Ankama isn’t known in America, but they’ve made several successful European game franchises, including Dofus. The Wakfu franchise is somewhat of a sequel to Dofus, and is also very popular in the French-speaking world; it even has a cross-media cartoon and trading card game based on it. Both Wakfu and Dofus are set in the same world, with Wakfu taking place a thousand years later. Unfortunately English-speaking players will not be familiar with the Dofus world and mythology.
Players can choose from 12 different classes, each of which has a unique selection of abilities. The classes are mostly typical MMORPG fare, with variations on the Tank, Healers, Archers, and different kinds of summoners. There are a few unusual ones, like the Fortune Hunter who specializes in getting loot, while the Time Mage serves to work crowd-control.

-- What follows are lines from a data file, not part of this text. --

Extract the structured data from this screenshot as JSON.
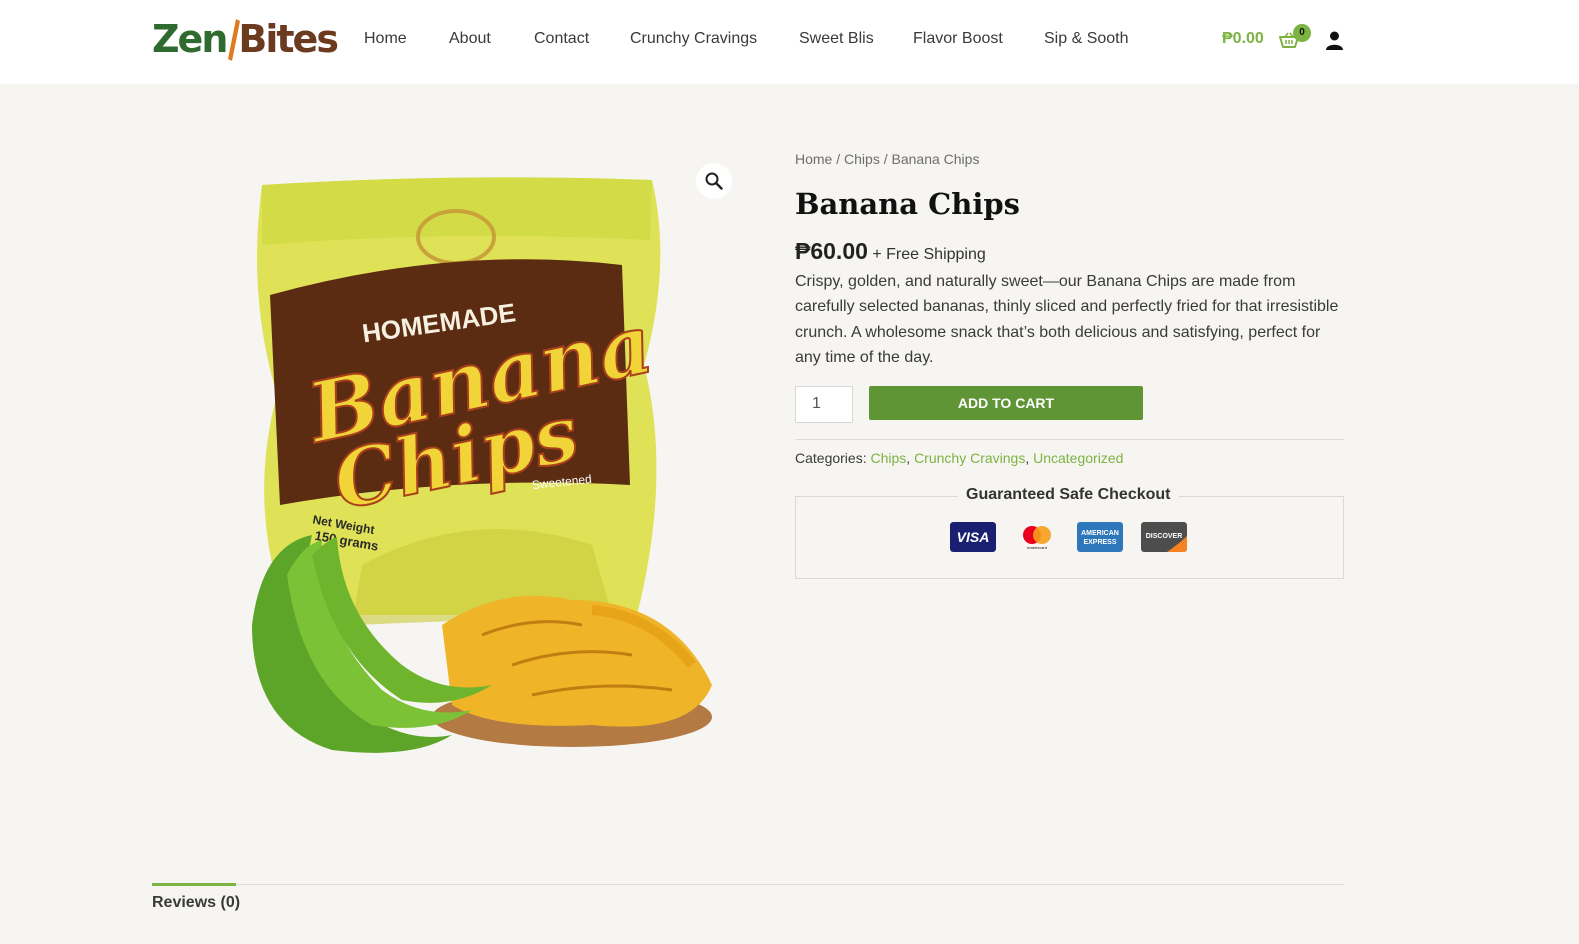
{
  "header": {
    "logo": {
      "part1": "Zen",
      "part2": "Bites"
    },
    "nav": [
      "Home",
      "About",
      "Contact",
      "Crunchy Cravings",
      "Sweet Blis",
      "Flavor Boost",
      "Sip & Sooth"
    ],
    "cart_total": "₱0.00",
    "cart_count": "0"
  },
  "breadcrumb": {
    "home": "Home",
    "sep": " / ",
    "category": "Chips",
    "current": "Banana Chips"
  },
  "product": {
    "title": "Banana Chips",
    "price": "₱60.00",
    "shipping": "+ Free Shipping",
    "description": "Crispy, golden, and naturally sweet—our Banana Chips are made from carefully selected bananas, thinly sliced and perfectly fried for that irresistible crunch. A wholesome snack that’s both delicious and satisfying, perfect for any time of the day.",
    "quantity": "1",
    "add_to_cart": "ADD TO CART",
    "categories_label": "Categories:",
    "categories": [
      "Chips",
      "Crunchy Cravings",
      "Uncategorized"
    ],
    "package_text": {
      "line1": "HOMEMADE",
      "line2": "Banana",
      "line3": "Chips",
      "sweet": "Sweetened",
      "weight1": "Net Weight",
      "weight2": "150 grams"
    }
  },
  "checkout": {
    "title": "Guaranteed Safe Checkout",
    "cards": [
      {
        "name": "VISA",
        "icon": "visa-icon",
        "color": "#1a1f71"
      },
      {
        "name": "mastercard",
        "icon": "mastercard-icon",
        "color": "#ffffff"
      },
      {
        "name": "AMERICAN EXPRESS",
        "icon": "amex-icon",
        "color": "#2e77bb"
      },
      {
        "name": "DISCOVER",
        "icon": "discover-icon",
        "color": "#4d4d4d"
      }
    ]
  },
  "tabs": {
    "reviews": "Reviews (0)"
  },
  "colors": {
    "accent": "#7cb342",
    "button": "#5f9535",
    "background": "#f6f5f2",
    "header": "#ffffff"
  }
}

Once players choose their class, they can then select their character’s gender and can customize their clothing and appearance.

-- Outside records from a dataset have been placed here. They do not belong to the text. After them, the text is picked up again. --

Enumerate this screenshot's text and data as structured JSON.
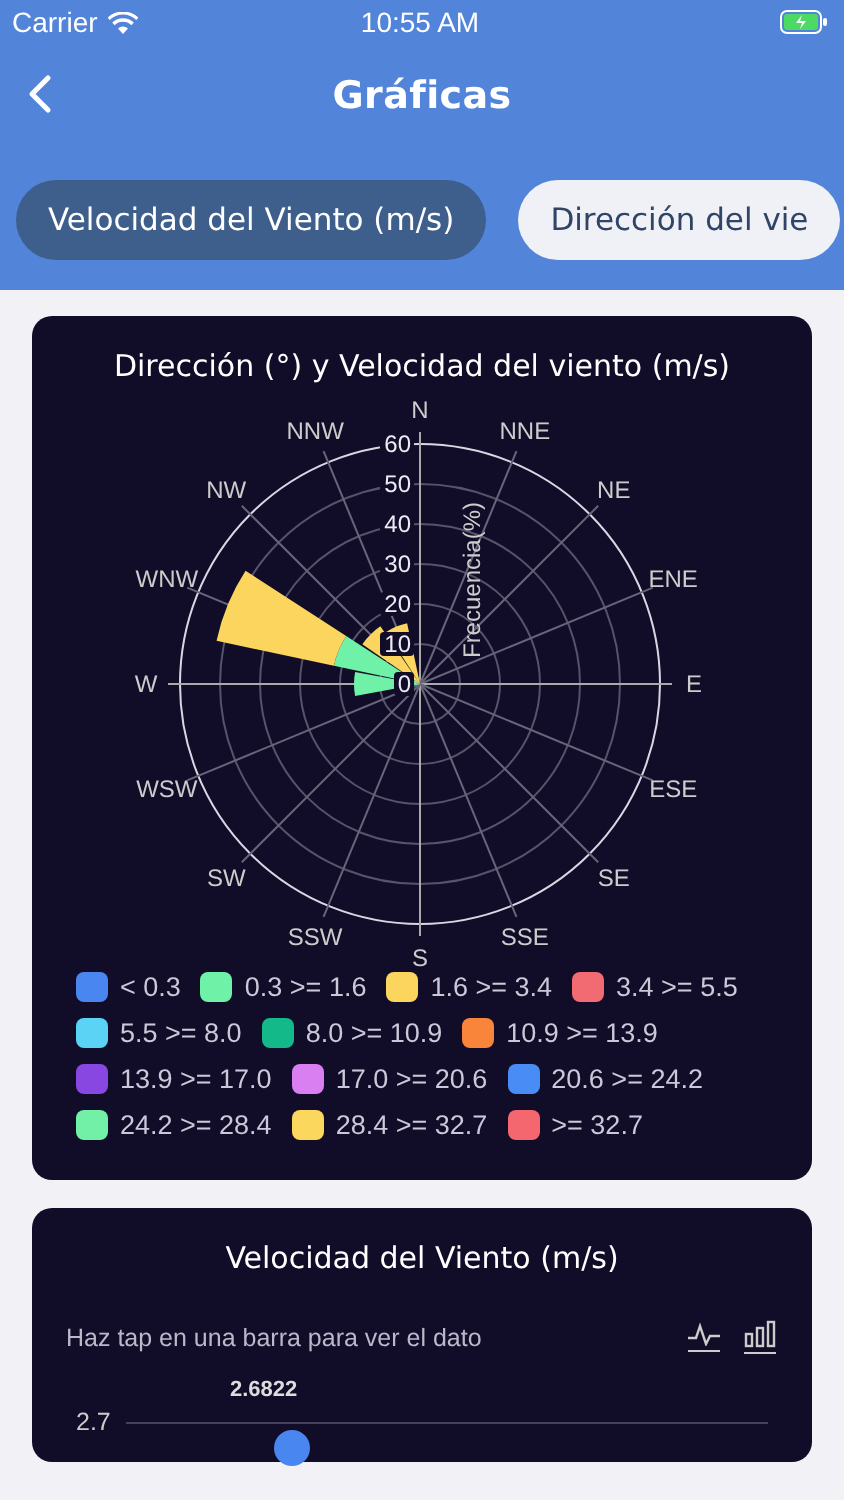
{
  "status_bar": {
    "carrier": "Carrier",
    "time": "10:55 AM"
  },
  "header": {
    "title": "Gráficas"
  },
  "tabs": [
    {
      "label": "Velocidad del Viento (m/s)",
      "selected": true
    },
    {
      "label": "Dirección del vie",
      "selected": false
    }
  ],
  "wind_rose": {
    "title": "Dirección (°) y Velocidad del viento (m/s)",
    "directions": [
      "N",
      "NNW",
      "NNE",
      "NW",
      "NE",
      "WNW",
      "ENE",
      "W",
      "E",
      "WSW",
      "ESE",
      "SW",
      "SE",
      "SSW",
      "SSE",
      "S"
    ],
    "radial_ticks": [
      "60",
      "50",
      "40",
      "30",
      "20",
      "10",
      "0"
    ],
    "axis_title": "Frecuencia(%)",
    "legend": [
      {
        "label": "< 0.3",
        "color": "#4a86f0"
      },
      {
        "label": "0.3 >= 1.6",
        "color": "#6ff2a8"
      },
      {
        "label": "1.6 >= 3.4",
        "color": "#fbd55e"
      },
      {
        "label": "3.4 >= 5.5",
        "color": "#f26b73"
      },
      {
        "label": "5.5 >= 8.0",
        "color": "#5ad3f5"
      },
      {
        "label": "8.0 >= 10.9",
        "color": "#14b98a"
      },
      {
        "label": "10.9 >= 13.9",
        "color": "#f9853b"
      },
      {
        "label": "13.9 >= 17.0",
        "color": "#8747e0"
      },
      {
        "label": "17.0 >= 20.6",
        "color": "#d97ff2"
      },
      {
        "label": "20.6 >= 24.2",
        "color": "#4a8cf5"
      },
      {
        "label": "24.2 >= 28.4",
        "color": "#72f0a8"
      },
      {
        "label": "28.4 >= 32.7",
        "color": "#fbd75d"
      },
      {
        "label": ">= 32.7",
        "color": "#f4676f"
      }
    ]
  },
  "speed_chart": {
    "title": "Velocidad del Viento (m/s)",
    "hint": "Haz tap en una barra para ver el dato",
    "view_options": [
      {
        "kind": "line"
      },
      {
        "kind": "bar"
      }
    ],
    "y_tick": "2.7",
    "point_label": "2.6822"
  }
}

Gameplay consists of grid-based movement and combat. In the overworld map there is an isometric view with real-time movement. Once combat starts, the game switches to a turn-based system. Because it’s online, each player has a time limit on how long they can take to make their next move. Players who’ve tried Final Fantasy Tactics or Disgaea will be familiar with this sort of Strategy RPG combat; your character’s position relative to your opponent will give you tactical advantages when using your abilities. Flanking and backstabbing are just as important what loot you equip.
There’s a light-hearted tone to much of the game. The names of the various classes often have clever little puns; the Time Mages are “Rolex” spelled backwards, while the Healers are “Aspirin” backwards, and Treasure Hunters are “Fortune” backwards. Despite the whimsy, Wakfu should have the complexity to keep it interesting for adults.
There is an ecological feature to the game, both in terms of story and gameplay. Players can deplete all of the resources in a given area, or kill off all of the monsters, leaving it barren until a player “Plants” new resources or creatures. This will require a sense of teamwork throughout the whole community, and unfortunately might be open to exploitation. The Wakfu and Dofus games have survived in Europe despite the potential for griefing, it remains to be seen how well the resource-planting system will hold up under the weight of a bunch of Americans.
The payment system for America hasn’t been officially announced, but it will most likely resemble Dofus, which uses a freemium model in which players can play for free, but have limited access to territory, and a stricter level cap. Paying a 5 Euro monthly fee ($6.50 in American dollars) in Dofus gets you access to the larger world, raises the level cap, and provides more access to Player Vs Player combat. It can be assumed that Wakfu will follow a similar model when it comes to our shores.
At the moment, the American version is in a closed Beta test, but the open beta should arrive soon and you can register for it at www.wakfu.com. Player affinity will continue to cover its development and release.